Task prompt
Please retype every entry, keeping each one exactly as written.

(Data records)
- Opening Delimiter -

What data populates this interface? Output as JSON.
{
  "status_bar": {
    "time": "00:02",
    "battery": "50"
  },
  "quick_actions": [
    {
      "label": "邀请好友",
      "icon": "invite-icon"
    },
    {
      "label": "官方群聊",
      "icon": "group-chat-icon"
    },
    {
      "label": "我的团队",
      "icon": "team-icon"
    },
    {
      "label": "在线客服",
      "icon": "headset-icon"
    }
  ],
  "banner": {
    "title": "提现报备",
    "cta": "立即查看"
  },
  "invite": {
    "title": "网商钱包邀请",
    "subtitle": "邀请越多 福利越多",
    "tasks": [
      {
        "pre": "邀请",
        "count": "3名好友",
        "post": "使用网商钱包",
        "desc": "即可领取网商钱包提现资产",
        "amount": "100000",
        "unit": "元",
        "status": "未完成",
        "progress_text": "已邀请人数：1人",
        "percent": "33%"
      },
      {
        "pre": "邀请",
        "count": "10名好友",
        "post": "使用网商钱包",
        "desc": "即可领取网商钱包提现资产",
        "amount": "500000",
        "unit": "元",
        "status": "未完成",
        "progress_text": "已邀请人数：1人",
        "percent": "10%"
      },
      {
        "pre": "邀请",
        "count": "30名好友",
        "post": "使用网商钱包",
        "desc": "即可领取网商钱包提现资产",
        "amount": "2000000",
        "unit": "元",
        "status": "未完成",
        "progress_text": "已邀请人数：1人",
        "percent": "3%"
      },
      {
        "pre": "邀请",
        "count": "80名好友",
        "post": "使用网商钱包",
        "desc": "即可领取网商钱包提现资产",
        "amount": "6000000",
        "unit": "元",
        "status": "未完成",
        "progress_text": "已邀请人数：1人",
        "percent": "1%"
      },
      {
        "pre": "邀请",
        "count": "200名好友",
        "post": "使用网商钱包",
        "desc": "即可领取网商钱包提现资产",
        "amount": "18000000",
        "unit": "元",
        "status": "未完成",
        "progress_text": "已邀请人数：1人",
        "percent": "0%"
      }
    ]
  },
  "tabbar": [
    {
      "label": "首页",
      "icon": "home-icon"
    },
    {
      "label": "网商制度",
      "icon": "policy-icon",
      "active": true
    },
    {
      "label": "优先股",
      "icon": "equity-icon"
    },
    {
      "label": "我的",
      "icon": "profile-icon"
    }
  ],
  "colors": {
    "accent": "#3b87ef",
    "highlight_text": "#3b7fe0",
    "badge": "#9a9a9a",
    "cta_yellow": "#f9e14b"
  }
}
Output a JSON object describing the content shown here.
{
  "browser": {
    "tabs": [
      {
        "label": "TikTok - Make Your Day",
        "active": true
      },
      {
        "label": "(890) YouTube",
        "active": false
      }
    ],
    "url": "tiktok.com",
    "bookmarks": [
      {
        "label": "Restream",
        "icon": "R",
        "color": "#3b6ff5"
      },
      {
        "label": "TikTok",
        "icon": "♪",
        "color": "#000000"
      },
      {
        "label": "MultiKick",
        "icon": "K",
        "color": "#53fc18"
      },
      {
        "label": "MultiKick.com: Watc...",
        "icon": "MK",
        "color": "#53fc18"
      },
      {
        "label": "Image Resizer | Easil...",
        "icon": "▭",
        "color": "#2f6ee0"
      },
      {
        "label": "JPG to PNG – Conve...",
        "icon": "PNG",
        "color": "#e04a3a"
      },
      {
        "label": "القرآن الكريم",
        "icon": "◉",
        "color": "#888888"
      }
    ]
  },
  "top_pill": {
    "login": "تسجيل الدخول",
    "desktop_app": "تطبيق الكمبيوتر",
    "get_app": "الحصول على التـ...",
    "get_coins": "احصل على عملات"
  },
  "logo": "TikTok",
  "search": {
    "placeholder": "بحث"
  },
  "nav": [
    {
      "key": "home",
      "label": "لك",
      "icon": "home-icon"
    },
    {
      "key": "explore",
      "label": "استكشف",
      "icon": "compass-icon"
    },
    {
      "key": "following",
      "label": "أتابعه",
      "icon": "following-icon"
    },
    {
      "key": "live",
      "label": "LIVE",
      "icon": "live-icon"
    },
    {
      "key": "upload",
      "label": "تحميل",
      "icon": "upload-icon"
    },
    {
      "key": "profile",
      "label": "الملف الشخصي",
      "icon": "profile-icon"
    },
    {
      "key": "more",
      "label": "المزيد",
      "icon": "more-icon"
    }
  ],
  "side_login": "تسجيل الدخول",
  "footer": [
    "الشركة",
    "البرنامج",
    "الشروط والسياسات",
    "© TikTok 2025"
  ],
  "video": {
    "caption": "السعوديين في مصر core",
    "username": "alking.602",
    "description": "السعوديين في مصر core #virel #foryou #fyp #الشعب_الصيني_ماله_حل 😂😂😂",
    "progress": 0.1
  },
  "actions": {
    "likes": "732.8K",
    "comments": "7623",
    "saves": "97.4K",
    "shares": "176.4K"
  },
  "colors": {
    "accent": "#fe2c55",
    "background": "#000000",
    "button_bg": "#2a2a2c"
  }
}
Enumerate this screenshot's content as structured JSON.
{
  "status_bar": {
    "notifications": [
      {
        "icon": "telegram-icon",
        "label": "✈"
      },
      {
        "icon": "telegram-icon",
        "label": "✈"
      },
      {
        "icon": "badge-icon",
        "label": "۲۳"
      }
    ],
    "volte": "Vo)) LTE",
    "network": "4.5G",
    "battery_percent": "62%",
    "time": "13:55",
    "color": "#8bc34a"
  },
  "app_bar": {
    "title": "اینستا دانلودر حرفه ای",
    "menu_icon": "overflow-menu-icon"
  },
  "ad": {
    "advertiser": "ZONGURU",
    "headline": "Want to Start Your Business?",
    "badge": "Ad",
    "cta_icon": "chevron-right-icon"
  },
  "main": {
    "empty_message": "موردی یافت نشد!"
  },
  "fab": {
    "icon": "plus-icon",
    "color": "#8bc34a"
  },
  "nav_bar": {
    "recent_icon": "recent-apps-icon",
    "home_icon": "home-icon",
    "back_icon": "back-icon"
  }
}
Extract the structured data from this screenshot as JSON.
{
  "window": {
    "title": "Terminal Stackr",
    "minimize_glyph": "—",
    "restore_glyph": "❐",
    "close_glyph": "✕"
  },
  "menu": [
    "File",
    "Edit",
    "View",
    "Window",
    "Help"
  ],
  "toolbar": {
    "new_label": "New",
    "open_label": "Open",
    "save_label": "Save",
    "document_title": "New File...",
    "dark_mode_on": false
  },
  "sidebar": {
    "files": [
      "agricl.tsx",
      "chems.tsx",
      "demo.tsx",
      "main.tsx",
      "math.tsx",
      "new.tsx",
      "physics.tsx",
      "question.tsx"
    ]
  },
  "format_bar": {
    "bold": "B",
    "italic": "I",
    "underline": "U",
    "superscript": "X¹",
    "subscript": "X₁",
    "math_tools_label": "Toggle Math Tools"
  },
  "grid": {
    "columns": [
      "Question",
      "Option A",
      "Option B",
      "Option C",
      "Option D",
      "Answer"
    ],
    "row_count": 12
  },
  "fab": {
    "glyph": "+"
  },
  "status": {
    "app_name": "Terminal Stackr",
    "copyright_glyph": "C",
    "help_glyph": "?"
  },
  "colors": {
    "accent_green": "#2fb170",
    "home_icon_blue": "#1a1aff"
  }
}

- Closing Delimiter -

Task result
What data populates this interface? Output as JSON.
{
  "status_bar": {
    "time": "00:02",
    "battery": "50"
  },
  "quick_actions": [
    {
      "label": "邀请好友",
      "icon": "invite-icon"
    },
    {
      "label": "官方群聊",
      "icon": "group-chat-icon"
    },
    {
      "label": "我的团队",
      "icon": "team-icon"
    },
    {
      "label": "在线客服",
      "icon": "headset-icon"
    }
  ],
  "banner": {
    "title": "提现报备",
    "cta": "立即查看"
  },
  "invite": {
    "title": "网商钱包邀请",
    "subtitle": "邀请越多 福利越多",
    "tasks": [
      {
        "pre": "邀请",
        "count": "3名好友",
        "post": "使用网商钱包",
        "desc": "即可领取网商钱包提现资产",
        "amount": "100000",
        "unit": "元",
        "status": "未完成",
        "progress_text": "已邀请人数：1人",
        "percent": "33%"
      },
      {
        "pre": "邀请",
        "count": "10名好友",
        "post": "使用网商钱包",
        "desc": "即可领取网商钱包提现资产",
        "amount": "500000",
        "unit": "元",
        "status": "未完成",
        "progress_text": "已邀请人数：1人",
        "percent": "10%"
      },
      {
        "pre": "邀请",
        "count": "30名好友",
        "post": "使用网商钱包",
        "desc": "即可领取网商钱包提现资产",
        "amount": "2000000",
        "unit": "元",
        "status": "未完成",
        "progress_text": "已邀请人数：1人",
        "percent": "3%"
      },
      {
        "pre": "邀请",
        "count": "80名好友",
        "post": "使用网商钱包",
        "desc": "即可领取网商钱包提现资产",
        "amount": "6000000",
        "unit": "元",
        "status": "未完成",
        "progress_text": "已邀请人数：1人",
        "percent": "1%"
      },
      {
        "pre": "邀请",
        "count": "200名好友",
        "post": "使用网商钱包",
        "desc": "即可领取网商钱包提现资产",
        "amount": "18000000",
        "unit": "元",
        "status": "未完成",
        "progress_text": "已邀请人数：1人",
        "percent": "0%"
      }
    ]
  },
  "tabbar": [
    {
      "label": "首页",
      "icon": "home-icon"
    },
    {
      "label": "网商制度",
      "icon": "policy-icon",
      "active": true
    },
    {
      "label": "优先股",
      "icon": "equity-icon"
    },
    {
      "label": "我的",
      "icon": "profile-icon"
    }
  ],
  "colors": {
    "accent": "#3b87ef",
    "highlight_text": "#3b7fe0",
    "badge": "#9a9a9a",
    "cta_yellow": "#f9e14b"
  }
}
Output a JSON object describing the content shown here.
{
  "browser": {
    "tabs": [
      {
        "label": "TikTok - Make Your Day",
        "active": true
      },
      {
        "label": "(890) YouTube",
        "active": false
      }
    ],
    "url": "tiktok.com",
    "bookmarks": [
      {
        "label": "Restream",
        "icon": "R",
        "color": "#3b6ff5"
      },
      {
        "label": "TikTok",
        "icon": "♪",
        "color": "#000000"
      },
      {
        "label": "MultiKick",
        "icon": "K",
        "color": "#53fc18"
      },
      {
        "label": "MultiKick.com: Watc...",
        "icon": "MK",
        "color": "#53fc18"
      },
      {
        "label": "Image Resizer | Easil...",
        "icon": "▭",
        "color": "#2f6ee0"
      },
      {
        "label": "JPG to PNG – Conve...",
        "icon": "PNG",
        "color": "#e04a3a"
      },
      {
        "label": "القرآن الكريم",
        "icon": "◉",
        "color": "#888888"
      }
    ]
  },
  "top_pill": {
    "login": "تسجيل الدخول",
    "desktop_app": "تطبيق الكمبيوتر",
    "get_app": "الحصول على التـ...",
    "get_coins": "احصل على عملات"
  },
  "logo": "TikTok",
  "search": {
    "placeholder": "بحث"
  },
  "nav": [
    {
      "key": "home",
      "label": "لك",
      "icon": "home-icon"
    },
    {
      "key": "explore",
      "label": "استكشف",
      "icon": "compass-icon"
    },
    {
      "key": "following",
      "label": "أتابعه",
      "icon": "following-icon"
    },
    {
      "key": "live",
      "label": "LIVE",
      "icon": "live-icon"
    },
    {
      "key": "upload",
      "label": "تحميل",
      "icon": "upload-icon"
    },
    {
      "key": "profile",
      "label": "الملف الشخصي",
      "icon": "profile-icon"
    },
    {
      "key": "more",
      "label": "المزيد",
      "icon": "more-icon"
    }
  ],
  "side_login": "تسجيل الدخول",
  "footer": [
    "الشركة",
    "البرنامج",
    "الشروط والسياسات",
    "© TikTok 2025"
  ],
  "video": {
    "caption": "السعوديين في مصر core",
    "username": "alking.602",
    "description": "السعوديين في مصر core #virel #foryou #fyp #الشعب_الصيني_ماله_حل 😂😂😂",
    "progress": 0.1
  },
  "actions": {
    "likes": "732.8K",
    "comments": "7623",
    "saves": "97.4K",
    "shares": "176.4K"
  },
  "colors": {
    "accent": "#fe2c55",
    "background": "#000000",
    "button_bg": "#2a2a2c"
  }
}
Enumerate this screenshot's content as structured JSON.
{
  "status_bar": {
    "notifications": [
      {
        "icon": "telegram-icon",
        "label": "✈"
      },
      {
        "icon": "telegram-icon",
        "label": "✈"
      },
      {
        "icon": "badge-icon",
        "label": "۲۳"
      }
    ],
    "volte": "Vo)) LTE",
    "network": "4.5G",
    "battery_percent": "62%",
    "time": "13:55",
    "color": "#8bc34a"
  },
  "app_bar": {
    "title": "اینستا دانلودر حرفه ای",
    "menu_icon": "overflow-menu-icon"
  },
  "ad": {
    "advertiser": "ZONGURU",
    "headline": "Want to Start Your Business?",
    "badge": "Ad",
    "cta_icon": "chevron-right-icon"
  },
  "main": {
    "empty_message": "موردی یافت نشد!"
  },
  "fab": {
    "icon": "plus-icon",
    "color": "#8bc34a"
  },
  "nav_bar": {
    "recent_icon": "recent-apps-icon",
    "home_icon": "home-icon",
    "back_icon": "back-icon"
  }
}
Extract the structured data from this screenshot as JSON.
{
  "window": {
    "title": "Terminal Stackr",
    "minimize_glyph": "—",
    "restore_glyph": "❐",
    "close_glyph": "✕"
  },
  "menu": [
    "File",
    "Edit",
    "View",
    "Window",
    "Help"
  ],
  "toolbar": {
    "new_label": "New",
    "open_label": "Open",
    "save_label": "Save",
    "document_title": "New File...",
    "dark_mode_on": false
  },
  "sidebar": {
    "files": [
      "agricl.tsx",
      "chems.tsx",
      "demo.tsx",
      "main.tsx",
      "math.tsx",
      "new.tsx",
      "physics.tsx",
      "question.tsx"
    ]
  },
  "format_bar": {
    "bold": "B",
    "italic": "I",
    "underline": "U",
    "superscript": "X¹",
    "subscript": "X₁",
    "math_tools_label": "Toggle Math Tools"
  },
  "grid": {
    "columns": [
      "Question",
      "Option A",
      "Option B",
      "Option C",
      "Option D",
      "Answer"
    ],
    "row_count": 12
  },
  "fab": {
    "glyph": "+"
  },
  "status": {
    "app_name": "Terminal Stackr",
    "copyright_glyph": "C",
    "help_glyph": "?"
  },
  "colors": {
    "accent_green": "#2fb170",
    "home_icon_blue": "#1a1aff"
  }
}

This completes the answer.